In the entries below, tally the lines that contain the string "content", then state that number alone.

##### Provided records #####

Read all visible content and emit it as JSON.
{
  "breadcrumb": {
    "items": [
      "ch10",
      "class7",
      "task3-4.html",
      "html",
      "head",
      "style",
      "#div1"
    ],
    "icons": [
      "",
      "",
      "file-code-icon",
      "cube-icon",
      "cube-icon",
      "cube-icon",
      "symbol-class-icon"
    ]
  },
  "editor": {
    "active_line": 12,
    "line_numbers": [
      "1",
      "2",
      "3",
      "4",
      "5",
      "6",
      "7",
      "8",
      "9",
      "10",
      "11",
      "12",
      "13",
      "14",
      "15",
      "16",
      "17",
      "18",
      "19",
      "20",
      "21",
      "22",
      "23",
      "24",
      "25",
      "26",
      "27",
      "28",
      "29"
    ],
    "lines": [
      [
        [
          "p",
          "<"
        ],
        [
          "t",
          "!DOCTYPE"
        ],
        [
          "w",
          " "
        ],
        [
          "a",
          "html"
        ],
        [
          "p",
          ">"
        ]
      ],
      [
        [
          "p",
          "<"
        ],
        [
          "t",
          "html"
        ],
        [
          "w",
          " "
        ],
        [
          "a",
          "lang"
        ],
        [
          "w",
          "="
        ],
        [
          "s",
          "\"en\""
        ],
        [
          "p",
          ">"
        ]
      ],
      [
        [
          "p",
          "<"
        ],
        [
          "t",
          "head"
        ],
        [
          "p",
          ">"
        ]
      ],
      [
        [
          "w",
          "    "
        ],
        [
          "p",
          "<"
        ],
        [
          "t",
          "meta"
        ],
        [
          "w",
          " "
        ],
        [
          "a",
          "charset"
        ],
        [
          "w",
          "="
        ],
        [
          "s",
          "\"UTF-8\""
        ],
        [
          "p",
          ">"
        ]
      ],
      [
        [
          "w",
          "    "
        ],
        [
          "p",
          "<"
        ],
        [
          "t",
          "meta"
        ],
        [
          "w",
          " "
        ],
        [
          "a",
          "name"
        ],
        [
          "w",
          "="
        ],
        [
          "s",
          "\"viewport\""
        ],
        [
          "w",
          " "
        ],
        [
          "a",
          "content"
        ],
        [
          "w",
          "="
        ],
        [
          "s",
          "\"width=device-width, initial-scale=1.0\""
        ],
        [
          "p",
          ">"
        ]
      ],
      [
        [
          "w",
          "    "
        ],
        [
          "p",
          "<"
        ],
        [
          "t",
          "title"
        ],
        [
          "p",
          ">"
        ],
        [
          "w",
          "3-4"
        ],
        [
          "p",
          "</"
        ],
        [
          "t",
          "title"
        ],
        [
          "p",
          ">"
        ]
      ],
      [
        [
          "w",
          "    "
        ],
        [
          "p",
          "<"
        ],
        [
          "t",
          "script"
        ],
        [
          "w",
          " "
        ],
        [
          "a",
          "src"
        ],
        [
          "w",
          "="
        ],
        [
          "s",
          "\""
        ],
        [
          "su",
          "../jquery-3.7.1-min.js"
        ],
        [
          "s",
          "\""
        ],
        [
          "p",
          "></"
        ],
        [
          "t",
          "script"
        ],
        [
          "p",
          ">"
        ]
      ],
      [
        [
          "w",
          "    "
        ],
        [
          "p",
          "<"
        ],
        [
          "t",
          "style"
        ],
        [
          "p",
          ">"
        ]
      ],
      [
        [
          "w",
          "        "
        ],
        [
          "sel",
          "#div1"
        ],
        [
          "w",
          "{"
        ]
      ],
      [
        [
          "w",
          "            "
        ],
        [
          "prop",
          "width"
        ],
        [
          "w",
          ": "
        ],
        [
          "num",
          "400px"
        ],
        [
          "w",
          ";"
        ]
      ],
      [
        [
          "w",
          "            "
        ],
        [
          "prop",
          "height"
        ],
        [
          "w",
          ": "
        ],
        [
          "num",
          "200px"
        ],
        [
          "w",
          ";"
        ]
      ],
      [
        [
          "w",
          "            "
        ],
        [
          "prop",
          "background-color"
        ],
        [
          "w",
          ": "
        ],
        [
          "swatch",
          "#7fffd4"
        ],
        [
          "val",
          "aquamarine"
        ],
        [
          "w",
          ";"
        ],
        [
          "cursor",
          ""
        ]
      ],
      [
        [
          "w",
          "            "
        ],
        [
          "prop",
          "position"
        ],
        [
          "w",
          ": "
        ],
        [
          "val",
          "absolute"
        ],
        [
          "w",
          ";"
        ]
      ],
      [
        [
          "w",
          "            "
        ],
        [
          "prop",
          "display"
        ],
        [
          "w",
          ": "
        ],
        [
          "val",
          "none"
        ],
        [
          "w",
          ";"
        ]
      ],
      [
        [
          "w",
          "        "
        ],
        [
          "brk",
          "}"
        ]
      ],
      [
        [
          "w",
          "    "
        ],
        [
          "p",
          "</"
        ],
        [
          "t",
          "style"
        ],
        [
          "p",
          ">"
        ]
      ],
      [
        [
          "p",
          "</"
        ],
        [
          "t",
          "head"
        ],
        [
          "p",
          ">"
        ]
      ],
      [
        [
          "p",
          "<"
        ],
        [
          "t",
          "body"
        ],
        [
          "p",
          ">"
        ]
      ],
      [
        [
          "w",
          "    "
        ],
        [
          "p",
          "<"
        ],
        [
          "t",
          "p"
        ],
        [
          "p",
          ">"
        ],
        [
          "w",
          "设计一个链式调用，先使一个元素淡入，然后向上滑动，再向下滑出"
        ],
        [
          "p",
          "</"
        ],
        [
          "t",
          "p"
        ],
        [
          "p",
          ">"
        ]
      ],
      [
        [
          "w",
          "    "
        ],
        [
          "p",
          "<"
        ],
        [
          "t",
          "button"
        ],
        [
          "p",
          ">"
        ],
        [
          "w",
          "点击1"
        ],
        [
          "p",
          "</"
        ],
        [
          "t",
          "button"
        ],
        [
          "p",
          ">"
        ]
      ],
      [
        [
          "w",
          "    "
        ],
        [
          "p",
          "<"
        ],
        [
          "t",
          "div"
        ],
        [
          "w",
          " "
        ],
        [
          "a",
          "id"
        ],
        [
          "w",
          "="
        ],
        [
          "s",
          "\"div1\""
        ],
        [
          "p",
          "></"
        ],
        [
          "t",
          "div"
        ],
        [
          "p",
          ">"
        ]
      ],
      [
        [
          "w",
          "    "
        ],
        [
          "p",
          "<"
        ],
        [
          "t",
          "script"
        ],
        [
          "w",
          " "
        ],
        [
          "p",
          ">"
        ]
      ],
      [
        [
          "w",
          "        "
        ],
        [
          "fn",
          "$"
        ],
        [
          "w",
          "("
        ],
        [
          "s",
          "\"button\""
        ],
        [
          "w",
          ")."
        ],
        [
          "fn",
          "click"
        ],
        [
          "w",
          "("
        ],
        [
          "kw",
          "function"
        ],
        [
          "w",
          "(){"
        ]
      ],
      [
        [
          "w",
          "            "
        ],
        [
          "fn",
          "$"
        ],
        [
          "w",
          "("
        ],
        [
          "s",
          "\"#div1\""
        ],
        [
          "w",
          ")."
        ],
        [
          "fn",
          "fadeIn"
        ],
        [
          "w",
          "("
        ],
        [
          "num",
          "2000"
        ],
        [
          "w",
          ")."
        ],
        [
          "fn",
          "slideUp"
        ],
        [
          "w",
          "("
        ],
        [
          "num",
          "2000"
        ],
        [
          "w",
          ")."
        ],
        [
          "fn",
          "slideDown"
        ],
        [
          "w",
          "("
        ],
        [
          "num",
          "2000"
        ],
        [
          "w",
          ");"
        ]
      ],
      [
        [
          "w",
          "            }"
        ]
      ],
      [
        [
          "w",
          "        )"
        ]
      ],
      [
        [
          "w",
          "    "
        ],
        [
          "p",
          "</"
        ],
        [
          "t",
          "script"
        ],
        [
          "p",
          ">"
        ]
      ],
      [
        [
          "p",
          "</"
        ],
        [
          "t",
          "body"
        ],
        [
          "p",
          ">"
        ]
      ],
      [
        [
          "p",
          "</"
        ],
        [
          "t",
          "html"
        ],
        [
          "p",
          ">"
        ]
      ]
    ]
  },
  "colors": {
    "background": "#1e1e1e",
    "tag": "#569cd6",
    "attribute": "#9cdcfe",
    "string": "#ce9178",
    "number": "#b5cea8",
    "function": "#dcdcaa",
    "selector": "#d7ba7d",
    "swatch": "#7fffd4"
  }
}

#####

Response area: 2